We can see the results and they are not good. Experts at Georgetown University predict that by 2018 at least 62 percent of the workforce will require some college education, yet today at least 25 percent of American youth drop out of high school.
 
We must not fail today’s youth by missing the opportunity to provide them with the quality education and practical skills training they will need to succeed in our competitive world economy.
 
As Secretary of Education Arne Duncan stated recently at a Newseum event focused on this issue, “We have got to get better faster than we ever have.”
 
Fortunately, attention to this issue is increasing. Dedicated elected officials, community leaders, non-profits, and educators are focused on solutions. But as a nation, we must significantly scale up our investments in these efforts to create a tipping point – all of us working together to bring about the change that is required. Now is the time to redouble our efforts.
 
At Microsoft, we believe that technology can play a critical role helping all workers realize their potential, but particularly the next generation. Over the past decade, Microsoft has created important public/private partnerships with governments, communities, and non-profits to help prepare the next generation of students for success in this ever evolving marketplace. We have focused our efforts on programs that provide youth with the tools they will need to succeed.
 
We are building on existing initiatives and creating new ones, partnering with nonprofit organizations, governments, educators, and industry colleagues to empower young people to imagine and realize their full potential through education, job-readiness skills training, and access to communities where they can create and seize real-world opportunities.
 
In order to ensure the U.S. is prepared to compete in the 21st century global economy, Congress, educators, local officials, the businesses community, and nonprofits must rededicate ourselves to focus on solutions that better prepare America’s young people for success tomorrow through education today.

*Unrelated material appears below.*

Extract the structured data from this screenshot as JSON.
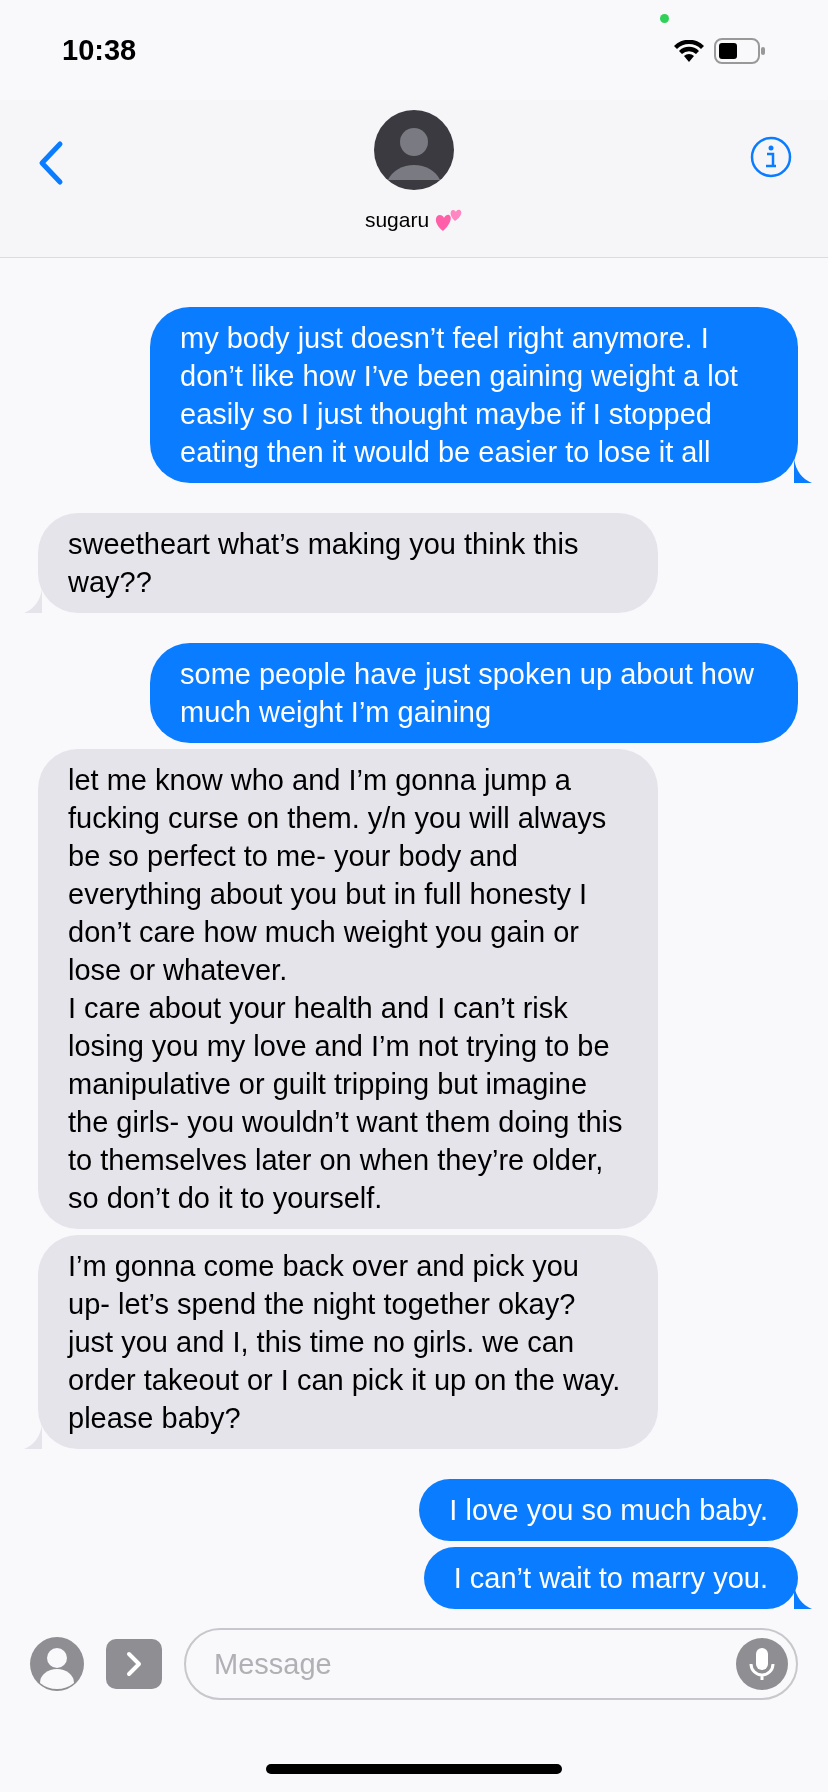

We must close the opportunity divide and give the next generation the education, skills and opportunities they need to realize their full potential.
 
But that will only happen if we all see the same reality in front of us and come together around this vital commitment to education and skills training that helped to make America the economic miracle of the last century.
 
If we do that future generations will look back on this period as the time when its leaders rebuilt the foundation of American competitiveness. 
 
Humphries is vice president of U.S. government affairs, Microsoft and is based in Washington, D.C.